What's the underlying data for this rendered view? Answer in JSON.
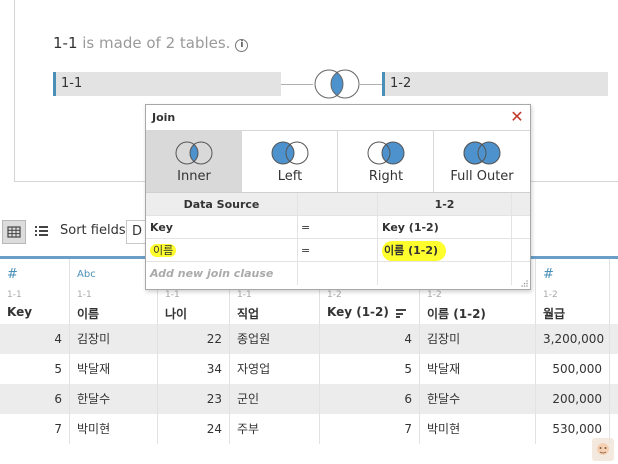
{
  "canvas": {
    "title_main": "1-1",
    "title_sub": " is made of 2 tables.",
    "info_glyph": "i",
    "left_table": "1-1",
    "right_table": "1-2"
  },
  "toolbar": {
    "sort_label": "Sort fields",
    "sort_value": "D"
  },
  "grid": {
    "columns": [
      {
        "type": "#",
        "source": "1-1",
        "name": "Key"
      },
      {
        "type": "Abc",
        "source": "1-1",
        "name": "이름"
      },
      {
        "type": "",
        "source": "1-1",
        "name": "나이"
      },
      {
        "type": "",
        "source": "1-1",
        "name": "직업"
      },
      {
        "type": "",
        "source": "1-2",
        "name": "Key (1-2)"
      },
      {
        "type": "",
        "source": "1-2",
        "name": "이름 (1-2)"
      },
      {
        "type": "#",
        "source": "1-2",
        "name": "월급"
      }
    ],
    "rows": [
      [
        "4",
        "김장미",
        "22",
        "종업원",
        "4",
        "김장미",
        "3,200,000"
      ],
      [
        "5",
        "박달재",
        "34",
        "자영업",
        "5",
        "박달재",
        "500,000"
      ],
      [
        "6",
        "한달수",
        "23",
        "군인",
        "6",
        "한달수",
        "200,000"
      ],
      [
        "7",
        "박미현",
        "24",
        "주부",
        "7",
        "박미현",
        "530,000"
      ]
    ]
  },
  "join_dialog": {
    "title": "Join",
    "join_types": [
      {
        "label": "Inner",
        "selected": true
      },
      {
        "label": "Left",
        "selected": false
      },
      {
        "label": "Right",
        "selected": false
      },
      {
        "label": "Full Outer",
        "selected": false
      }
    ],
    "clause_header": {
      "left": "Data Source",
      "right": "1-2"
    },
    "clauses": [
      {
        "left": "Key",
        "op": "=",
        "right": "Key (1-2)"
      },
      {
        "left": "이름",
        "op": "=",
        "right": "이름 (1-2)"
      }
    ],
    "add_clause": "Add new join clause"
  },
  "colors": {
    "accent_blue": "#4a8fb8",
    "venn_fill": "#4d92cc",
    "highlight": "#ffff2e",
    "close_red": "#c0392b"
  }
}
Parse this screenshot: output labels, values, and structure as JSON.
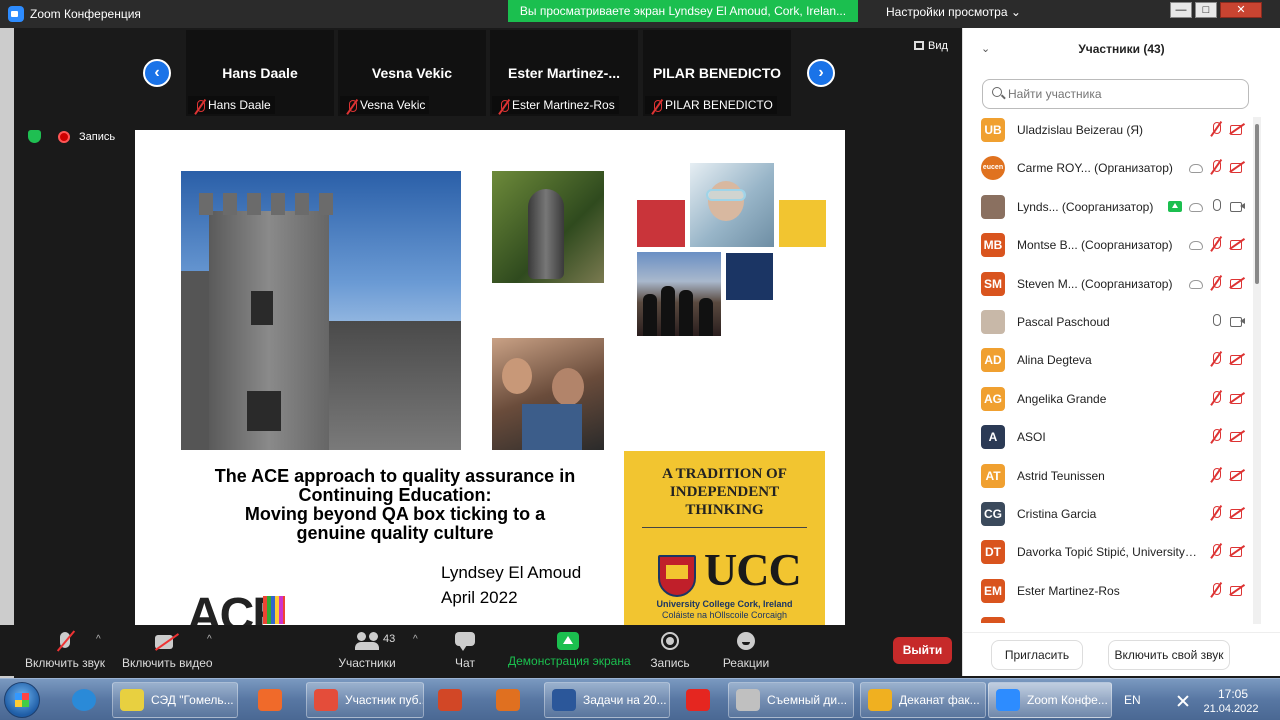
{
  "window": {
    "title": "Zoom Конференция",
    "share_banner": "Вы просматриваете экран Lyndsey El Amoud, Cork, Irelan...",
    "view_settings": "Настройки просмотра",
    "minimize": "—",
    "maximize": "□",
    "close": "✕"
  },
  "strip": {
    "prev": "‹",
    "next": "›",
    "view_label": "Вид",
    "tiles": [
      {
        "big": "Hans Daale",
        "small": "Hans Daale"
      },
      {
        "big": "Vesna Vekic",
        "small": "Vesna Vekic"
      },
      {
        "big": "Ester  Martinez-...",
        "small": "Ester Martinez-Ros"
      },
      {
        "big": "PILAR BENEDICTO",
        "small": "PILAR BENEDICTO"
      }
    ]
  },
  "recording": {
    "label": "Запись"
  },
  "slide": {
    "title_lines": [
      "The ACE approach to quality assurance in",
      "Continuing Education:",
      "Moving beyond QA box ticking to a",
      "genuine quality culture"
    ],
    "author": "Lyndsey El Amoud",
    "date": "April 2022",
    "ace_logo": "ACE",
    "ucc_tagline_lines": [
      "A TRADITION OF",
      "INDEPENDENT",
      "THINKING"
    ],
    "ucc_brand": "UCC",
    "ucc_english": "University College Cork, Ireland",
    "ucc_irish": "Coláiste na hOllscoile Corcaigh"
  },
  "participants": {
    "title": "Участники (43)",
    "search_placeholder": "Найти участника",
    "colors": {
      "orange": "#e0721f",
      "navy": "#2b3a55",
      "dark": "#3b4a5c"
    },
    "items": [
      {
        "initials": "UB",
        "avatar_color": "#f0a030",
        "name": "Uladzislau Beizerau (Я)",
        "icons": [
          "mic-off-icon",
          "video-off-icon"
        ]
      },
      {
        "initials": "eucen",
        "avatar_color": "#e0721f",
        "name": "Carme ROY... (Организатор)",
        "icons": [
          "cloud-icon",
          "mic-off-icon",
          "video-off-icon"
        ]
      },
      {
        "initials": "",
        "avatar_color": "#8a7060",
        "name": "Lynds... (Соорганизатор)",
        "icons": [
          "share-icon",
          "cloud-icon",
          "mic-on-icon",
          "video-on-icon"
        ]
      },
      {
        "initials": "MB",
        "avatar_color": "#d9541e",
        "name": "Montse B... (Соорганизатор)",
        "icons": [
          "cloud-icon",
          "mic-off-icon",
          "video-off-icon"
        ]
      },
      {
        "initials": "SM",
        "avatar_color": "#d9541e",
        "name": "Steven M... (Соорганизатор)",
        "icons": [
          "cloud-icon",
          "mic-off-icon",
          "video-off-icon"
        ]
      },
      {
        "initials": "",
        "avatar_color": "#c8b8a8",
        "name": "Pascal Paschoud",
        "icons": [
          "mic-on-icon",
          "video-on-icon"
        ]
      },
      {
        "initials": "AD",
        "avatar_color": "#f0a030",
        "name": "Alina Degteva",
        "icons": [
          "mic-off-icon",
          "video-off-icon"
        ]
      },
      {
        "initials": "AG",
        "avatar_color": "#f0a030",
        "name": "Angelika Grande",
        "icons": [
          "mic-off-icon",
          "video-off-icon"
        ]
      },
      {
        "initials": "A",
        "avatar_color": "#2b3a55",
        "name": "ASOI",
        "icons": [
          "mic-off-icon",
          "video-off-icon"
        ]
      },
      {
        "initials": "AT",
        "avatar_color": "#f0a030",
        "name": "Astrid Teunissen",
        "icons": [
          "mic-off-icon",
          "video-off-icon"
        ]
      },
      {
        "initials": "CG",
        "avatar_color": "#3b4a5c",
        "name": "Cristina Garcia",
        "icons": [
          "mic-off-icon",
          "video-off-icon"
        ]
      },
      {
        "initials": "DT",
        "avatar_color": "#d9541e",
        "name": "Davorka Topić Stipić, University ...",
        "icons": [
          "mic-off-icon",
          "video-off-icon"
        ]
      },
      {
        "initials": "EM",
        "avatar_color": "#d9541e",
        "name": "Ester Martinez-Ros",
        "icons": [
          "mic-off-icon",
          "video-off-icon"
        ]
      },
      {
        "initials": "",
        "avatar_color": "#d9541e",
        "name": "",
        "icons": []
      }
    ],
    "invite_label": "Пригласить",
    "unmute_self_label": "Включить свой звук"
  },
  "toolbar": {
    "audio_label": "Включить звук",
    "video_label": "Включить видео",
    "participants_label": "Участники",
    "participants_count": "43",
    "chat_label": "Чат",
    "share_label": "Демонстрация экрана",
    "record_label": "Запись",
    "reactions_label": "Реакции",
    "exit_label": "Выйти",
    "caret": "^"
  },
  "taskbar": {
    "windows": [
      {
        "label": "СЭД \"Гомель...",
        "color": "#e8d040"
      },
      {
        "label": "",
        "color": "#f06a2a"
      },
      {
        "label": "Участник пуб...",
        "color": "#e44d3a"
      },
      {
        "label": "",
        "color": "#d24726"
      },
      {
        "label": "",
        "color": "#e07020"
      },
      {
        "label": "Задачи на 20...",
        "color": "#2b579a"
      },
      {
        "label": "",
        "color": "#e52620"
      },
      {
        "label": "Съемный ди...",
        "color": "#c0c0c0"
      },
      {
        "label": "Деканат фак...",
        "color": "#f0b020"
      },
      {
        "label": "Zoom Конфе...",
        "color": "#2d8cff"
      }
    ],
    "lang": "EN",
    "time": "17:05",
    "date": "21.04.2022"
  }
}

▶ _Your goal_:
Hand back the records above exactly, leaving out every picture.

▶ _Response below_:
What's the underlying data for this rendered view? Answer in JSON.
{
  "canvas": {
    "title_main": "1-1",
    "title_sub": " is made of 2 tables.",
    "info_glyph": "i",
    "left_table": "1-1",
    "right_table": "1-2"
  },
  "toolbar": {
    "sort_label": "Sort fields",
    "sort_value": "D"
  },
  "grid": {
    "columns": [
      {
        "type": "#",
        "source": "1-1",
        "name": "Key"
      },
      {
        "type": "Abc",
        "source": "1-1",
        "name": "이름"
      },
      {
        "type": "",
        "source": "1-1",
        "name": "나이"
      },
      {
        "type": "",
        "source": "1-1",
        "name": "직업"
      },
      {
        "type": "",
        "source": "1-2",
        "name": "Key (1-2)"
      },
      {
        "type": "",
        "source": "1-2",
        "name": "이름 (1-2)"
      },
      {
        "type": "#",
        "source": "1-2",
        "name": "월급"
      }
    ],
    "rows": [
      [
        "4",
        "김장미",
        "22",
        "종업원",
        "4",
        "김장미",
        "3,200,000"
      ],
      [
        "5",
        "박달재",
        "34",
        "자영업",
        "5",
        "박달재",
        "500,000"
      ],
      [
        "6",
        "한달수",
        "23",
        "군인",
        "6",
        "한달수",
        "200,000"
      ],
      [
        "7",
        "박미현",
        "24",
        "주부",
        "7",
        "박미현",
        "530,000"
      ]
    ]
  },
  "join_dialog": {
    "title": "Join",
    "join_types": [
      {
        "label": "Inner",
        "selected": true
      },
      {
        "label": "Left",
        "selected": false
      },
      {
        "label": "Right",
        "selected": false
      },
      {
        "label": "Full Outer",
        "selected": false
      }
    ],
    "clause_header": {
      "left": "Data Source",
      "right": "1-2"
    },
    "clauses": [
      {
        "left": "Key",
        "op": "=",
        "right": "Key (1-2)"
      },
      {
        "left": "이름",
        "op": "=",
        "right": "이름 (1-2)"
      }
    ],
    "add_clause": "Add new join clause"
  },
  "colors": {
    "accent_blue": "#4a8fb8",
    "venn_fill": "#4d92cc",
    "highlight": "#ffff2e",
    "close_red": "#c0392b"
  }
}
Parse this screenshot: output labels, values, and structure as JSON.
{
  "window": {
    "title": "Zoom Конференция",
    "share_banner": "Вы просматриваете экран Lyndsey El Amoud, Cork, Irelan...",
    "view_settings": "Настройки просмотра",
    "minimize": "—",
    "maximize": "□",
    "close": "✕"
  },
  "strip": {
    "prev": "‹",
    "next": "›",
    "view_label": "Вид",
    "tiles": [
      {
        "big": "Hans Daale",
        "small": "Hans Daale"
      },
      {
        "big": "Vesna Vekic",
        "small": "Vesna Vekic"
      },
      {
        "big": "Ester  Martinez-...",
        "small": "Ester Martinez-Ros"
      },
      {
        "big": "PILAR BENEDICTO",
        "small": "PILAR BENEDICTO"
      }
    ]
  },
  "recording": {
    "label": "Запись"
  },
  "slide": {
    "title_lines": [
      "The ACE approach to quality assurance in",
      "Continuing Education:",
      "Moving beyond QA box ticking to a",
      "genuine quality culture"
    ],
    "author": "Lyndsey El Amoud",
    "date": "April 2022",
    "ace_logo": "ACE",
    "ucc_tagline_lines": [
      "A TRADITION OF",
      "INDEPENDENT",
      "THINKING"
    ],
    "ucc_brand": "UCC",
    "ucc_english": "University College Cork, Ireland",
    "ucc_irish": "Coláiste na hOllscoile Corcaigh"
  },
  "participants": {
    "title": "Участники (43)",
    "search_placeholder": "Найти участника",
    "colors": {
      "orange": "#e0721f",
      "navy": "#2b3a55",
      "dark": "#3b4a5c"
    },
    "items": [
      {
        "initials": "UB",
        "avatar_color": "#f0a030",
        "name": "Uladzislau Beizerau (Я)",
        "icons": [
          "mic-off-icon",
          "video-off-icon"
        ]
      },
      {
        "initials": "eucen",
        "avatar_color": "#e0721f",
        "name": "Carme ROY... (Организатор)",
        "icons": [
          "cloud-icon",
          "mic-off-icon",
          "video-off-icon"
        ]
      },
      {
        "initials": "",
        "avatar_color": "#8a7060",
        "name": "Lynds... (Соорганизатор)",
        "icons": [
          "share-icon",
          "cloud-icon",
          "mic-on-icon",
          "video-on-icon"
        ]
      },
      {
        "initials": "MB",
        "avatar_color": "#d9541e",
        "name": "Montse B... (Соорганизатор)",
        "icons": [
          "cloud-icon",
          "mic-off-icon",
          "video-off-icon"
        ]
      },
      {
        "initials": "SM",
        "avatar_color": "#d9541e",
        "name": "Steven M... (Соорганизатор)",
        "icons": [
          "cloud-icon",
          "mic-off-icon",
          "video-off-icon"
        ]
      },
      {
        "initials": "",
        "avatar_color": "#c8b8a8",
        "name": "Pascal Paschoud",
        "icons": [
          "mic-on-icon",
          "video-on-icon"
        ]
      },
      {
        "initials": "AD",
        "avatar_color": "#f0a030",
        "name": "Alina Degteva",
        "icons": [
          "mic-off-icon",
          "video-off-icon"
        ]
      },
      {
        "initials": "AG",
        "avatar_color": "#f0a030",
        "name": "Angelika Grande",
        "icons": [
          "mic-off-icon",
          "video-off-icon"
        ]
      },
      {
        "initials": "A",
        "avatar_color": "#2b3a55",
        "name": "ASOI",
        "icons": [
          "mic-off-icon",
          "video-off-icon"
        ]
      },
      {
        "initials": "AT",
        "avatar_color": "#f0a030",
        "name": "Astrid Teunissen",
        "icons": [
          "mic-off-icon",
          "video-off-icon"
        ]
      },
      {
        "initials": "CG",
        "avatar_color": "#3b4a5c",
        "name": "Cristina Garcia",
        "icons": [
          "mic-off-icon",
          "video-off-icon"
        ]
      },
      {
        "initials": "DT",
        "avatar_color": "#d9541e",
        "name": "Davorka Topić Stipić, University ...",
        "icons": [
          "mic-off-icon",
          "video-off-icon"
        ]
      },
      {
        "initials": "EM",
        "avatar_color": "#d9541e",
        "name": "Ester Martinez-Ros",
        "icons": [
          "mic-off-icon",
          "video-off-icon"
        ]
      },
      {
        "initials": "",
        "avatar_color": "#d9541e",
        "name": "",
        "icons": []
      }
    ],
    "invite_label": "Пригласить",
    "unmute_self_label": "Включить свой звук"
  },
  "toolbar": {
    "audio_label": "Включить звук",
    "video_label": "Включить видео",
    "participants_label": "Участники",
    "participants_count": "43",
    "chat_label": "Чат",
    "share_label": "Демонстрация экрана",
    "record_label": "Запись",
    "reactions_label": "Реакции",
    "exit_label": "Выйти",
    "caret": "^"
  },
  "taskbar": {
    "windows": [
      {
        "label": "СЭД \"Гомель...",
        "color": "#e8d040"
      },
      {
        "label": "",
        "color": "#f06a2a"
      },
      {
        "label": "Участник пуб...",
        "color": "#e44d3a"
      },
      {
        "label": "",
        "color": "#d24726"
      },
      {
        "label": "",
        "color": "#e07020"
      },
      {
        "label": "Задачи на 20...",
        "color": "#2b579a"
      },
      {
        "label": "",
        "color": "#e52620"
      },
      {
        "label": "Съемный ди...",
        "color": "#c0c0c0"
      },
      {
        "label": "Деканат фак...",
        "color": "#f0b020"
      },
      {
        "label": "Zoom Конфе...",
        "color": "#2d8cff"
      }
    ],
    "lang": "EN",
    "time": "17:05",
    "date": "21.04.2022"
  }
}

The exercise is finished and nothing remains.